So if we had little movement in winter, summer is the time to fully activate the body; what was tense in winter can relax in summer; what was closed can now open in the warmth of the sun, what was shortened can lengthen. It is important, as with any change, to go through it smoothly. Summer is the season of yang fullness, expansion and flourishing, also the expansion of the inner mind space. The yang culmination can be used as a carrying wave for manifesting the seeds of earlier ideas and concepts, as well as for stabilizing qigong practice and taking it further by taking advantage of a more open body and the opportunity to practice more often outside, in nature. At the same time, the internal organ associated with this time of year is the heart. The heart is the seat of shen, and for this reason the heart has a special role, as it is also the ruler of emotions, thoughts and spirit. So making sure that it is bright and cheerful, free from anger, in balance with the yang dominating the environment at this time, will help maintain health, as an agitated heart can disrupt the whole system.
Practice a lot outdoors! The form "Cloudhands - 5 Directions" is not only the simplest form of Taiji and meditation in motion, but a cosmic phenomenon. If you immerse yourself in it regularly, it may help you to get in touch with the archetypal, universal, eternal pattern of changing seasons, solstices, equinoxes, and to make contact with something very special in yourself and in the nature of all things.
The yang in full bloom, as it is in the time of our Summer Retreat, will help us to open all joints and cavities of the body and make tissues, tendons and ligaments longer and more flexible.
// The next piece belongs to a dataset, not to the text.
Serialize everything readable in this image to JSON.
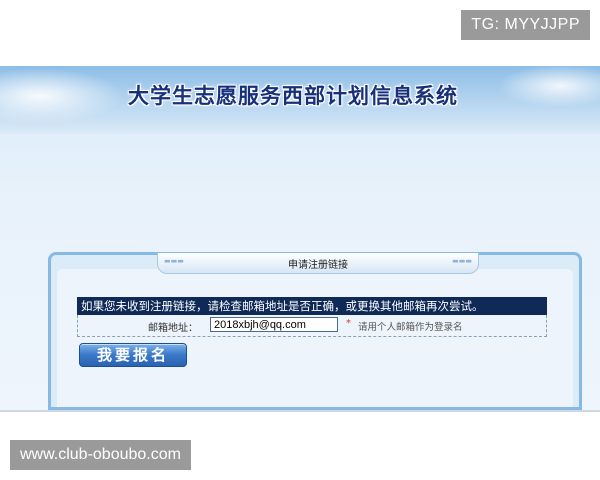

The Six Dragons Exercise taught in the Retreat will be the perfect tool to achieve this aim.
Have a great summer and good qi!!